Jerkface 9000 pours a light orange hued straw yellow with a thin veil of off white head. The head subsists throughout drinking with a few remnant lacing rings left on the glass. The aroma is accented well with citrus based hops. Zesty grapefruit and citrus fruit aromas blend with earthy pine and a few tropical fruit notes typical of Mosaic hops. A bit of a stone fruit aroma after a while reminiscent of Marlborough, New Zealand area Sauvignon Blanc. Light crisp wheat malts add some balance to the fruity, hoppy core. Crisp and fresh finish with a heavy hop presence that leaves zesty citrus and sweet mango and pineapple notes. Moderately dry and astringent with a light lingering bitterness. Overall, Jerkface 9000 is a crisp and fresh wheat beer with pine and citrus hop notes in good balance with light bitterness and a refreshingly light mouthfeel.
One of Bend, Oregon’s Deschutes Brewing Company’s most well known seasonal varieties has finally made it into Alberta for the first time. Cinder Cone is a Northwest style Red Ale brewed with Amarillo and Tettnang hops to a pseudo sessionable 5.3% ABV.
Cinder Cone pours out a rich, deep mahaogany with a burgundy hue throughout the body and a thick mess of beige head. The aroma is distinctively rich with toffee and caramel malts atop a toasted bread note. A hint of vanilla extract blends with light floral and spicy hops and a pinch of citrus zest. Quite mellow in the middle with light toasted caramel malts and mild sweetness. Spicy hops with a light vanilla or herbal flavour towards the finish. The finish itself has moderate hop bitterness and lingering astringency with a prominent citrus hop and light pine resins (from the Amarillo). Cinder Cone has a medium to full body with a great hop to malt balance and light carbonation. Overall, not a earth shattering brew by any means but a fantastic example of an Amber ale with lots of flavour.
Alberta based importer A.Z. has been bringing exciting and new Californian beers into Alberta for the past 13 months or so. Moylans Brewing based in Novato, California is one of A.Z.’s newest arrivals with a good selection of typical Californian or West Coast style beers hitting the shelves in Alberta. With 6% ABV and a profile of spices that includes curacao, mace, white pepper, cinnamon and coriander White Christmas is technically classified as a spiced beer.

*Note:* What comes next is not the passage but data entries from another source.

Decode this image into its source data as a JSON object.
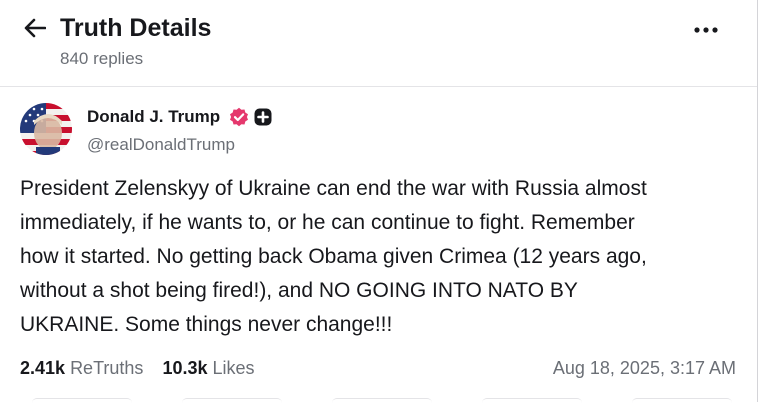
{
  "header": {
    "title": "Truth Details",
    "replies": "840 replies",
    "back_icon": "arrow-left-icon",
    "more_icon": "more-horizontal-icon"
  },
  "post": {
    "author": "Donald J. Trump",
    "handle": "@realDonaldTrump",
    "verified_color": "#e5386d",
    "body_lines": [
      "President Zelenskyy of Ukraine can end the war with Russia almost",
      "immediately, if he wants to, or he can continue to fight. Remember",
      "how it started. No getting back Obama given Crimea (12 years ago,",
      "without a shot being fired!), and NO GOING INTO NATO BY",
      "UKRAINE. Some things never change!!!"
    ],
    "retruths_count": "2.41k",
    "retruths_label": "ReTruths",
    "likes_count": "10.3k",
    "likes_label": "Likes",
    "timestamp": "Aug 18, 2025, 3:17 AM"
  },
  "colors": {
    "text": "#17181c",
    "muted": "#6b6f76",
    "divider": "#e4e4e7"
  }
}
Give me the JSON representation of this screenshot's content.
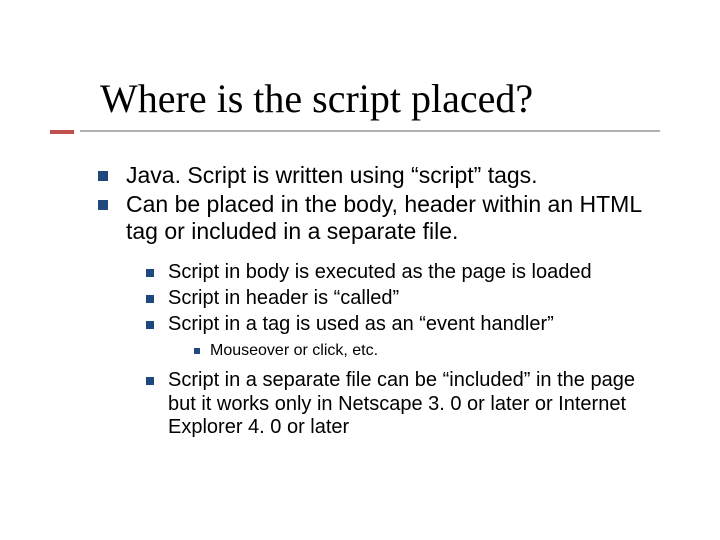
{
  "title": "Where is the script placed?",
  "bullets": {
    "l1a": "Java. Script is written using “script” tags.",
    "l1b": "Can be placed in the body, header within an HTML tag or included in a separate file.",
    "l2a": "Script in body is executed as the page is loaded",
    "l2b": "Script in header is “called”",
    "l2c": "Script in a tag is used as an “event handler”",
    "l3a": "Mouseover or click, etc.",
    "l2d": "Script in a separate file can be “included” in the page but it works only in Netscape 3. 0 or later or Internet Explorer 4. 0 or later"
  }
}
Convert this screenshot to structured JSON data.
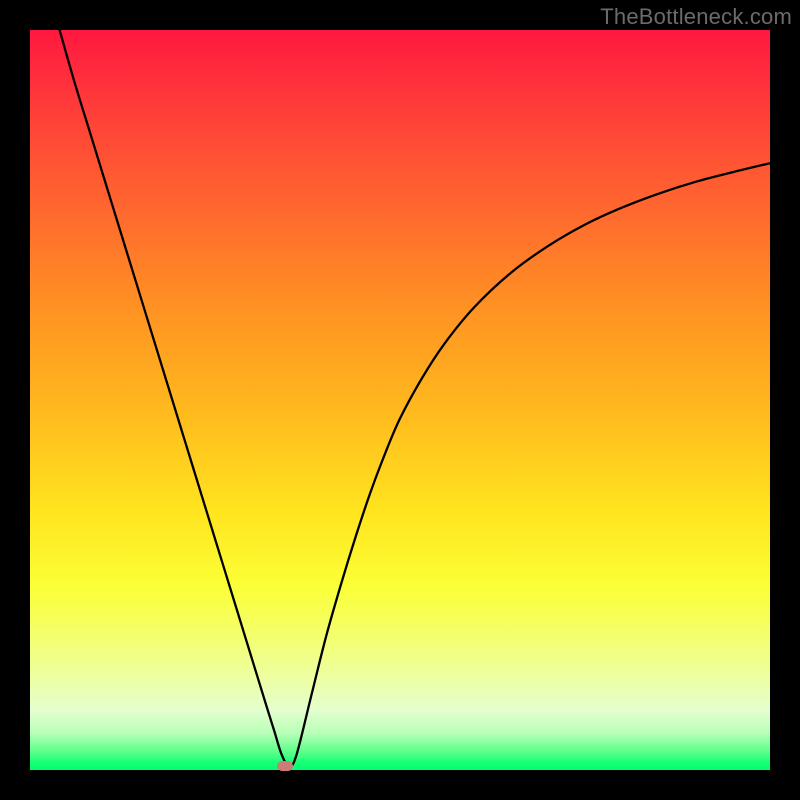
{
  "watermark": "TheBottleneck.com",
  "chart_data": {
    "type": "line",
    "title": "",
    "xlabel": "",
    "ylabel": "",
    "xlim": [
      0,
      100
    ],
    "ylim": [
      0,
      100
    ],
    "grid": false,
    "series": [
      {
        "name": "bottleneck-curve",
        "x": [
          4,
          6,
          8,
          10,
          12,
          14,
          16,
          18,
          20,
          22,
          24,
          26,
          28,
          30,
          32,
          33,
          34,
          35,
          36,
          38,
          40,
          42,
          44,
          46,
          48,
          50,
          53,
          56,
          60,
          65,
          70,
          75,
          80,
          85,
          90,
          95,
          100
        ],
        "values": [
          100,
          93,
          86.5,
          80,
          73.5,
          67,
          60.5,
          54,
          47.5,
          41,
          34.5,
          28,
          21.5,
          15,
          8.5,
          5.3,
          2.1,
          0.5,
          2,
          10,
          18,
          25,
          31.5,
          37.5,
          42.8,
          47.5,
          53,
          57.6,
          62.5,
          67.2,
          70.8,
          73.7,
          76,
          77.9,
          79.5,
          80.8,
          82
        ]
      }
    ],
    "annotations": [
      {
        "name": "min-marker",
        "x": 34.5,
        "y": 0.5,
        "color": "#cb7d78"
      }
    ],
    "background_gradient": {
      "top": "#ff183f",
      "bottom": "#00ff6d"
    }
  }
}
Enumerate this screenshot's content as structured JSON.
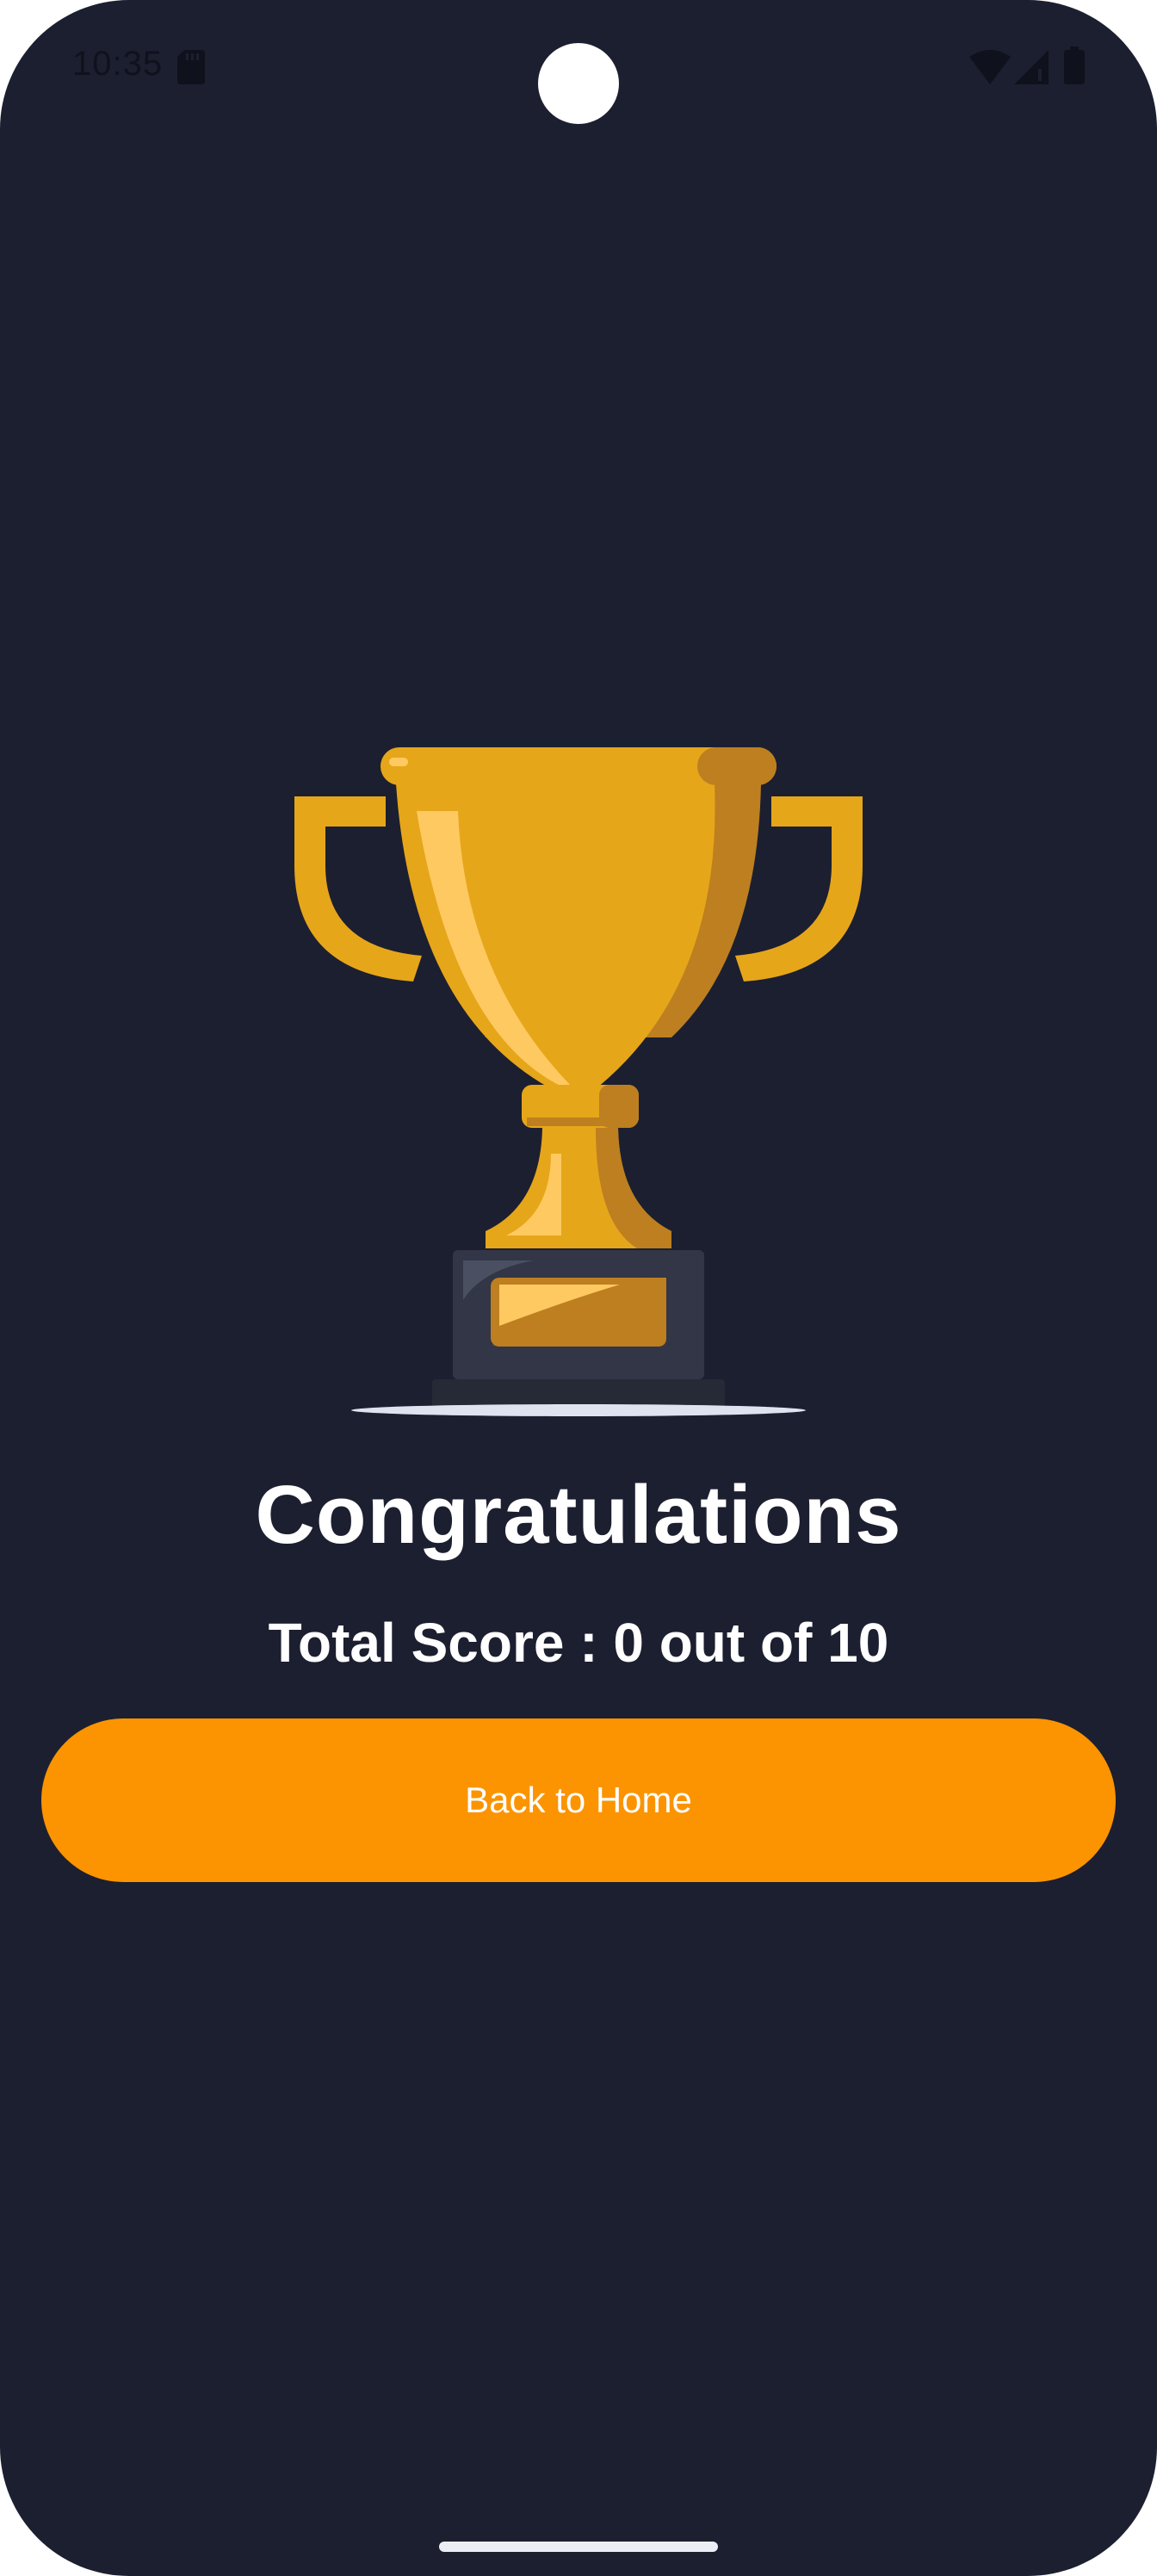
{
  "status_bar": {
    "time": "10:35",
    "icons": [
      "sd-card-icon",
      "wifi-icon",
      "signal-icon",
      "battery-icon"
    ]
  },
  "result": {
    "illustration": "trophy-icon",
    "title": "Congratulations",
    "score_text": "Total Score : 0 out of 10"
  },
  "actions": {
    "back_home_label": "Back to Home"
  },
  "colors": {
    "background": "#1c1f30",
    "accent": "#fb9400",
    "trophy_gold": "#e6a61a",
    "trophy_shadow": "#bd7f20",
    "base": "#323646",
    "text": "#ffffff"
  }
}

Moylan’s is most well known for the hop bomb called Hopsickle that is an absolute bombastic 9.2% brew featuring upwards of 90 IBU’s. White Christmas is aimed towards being a winter warmer with the spice profile to prove it.
Pouring out a murky and muddled amber colour in the body the head is steadfast with an appearance of thick soapy yellow that leaves streaks of lacing around the glass. A first incidental sniff has a bit of a spice overabundance with notes of cinnamon, allspice, coriander and nutmeg filling the olfactory senses. Mild caramel and toasted bread malts blend moderately well despite the heavy spice blend. Notes of fake vanilla bean, toffee, caramel and brown sugar are all rather moderate. The body is full and a bit slick with a good malt to spice balance overall despite have a lingering spice profile overall. Not exactly my cup of tea in general but I can certainly see the appeal of this style to many amateur beer drinkers.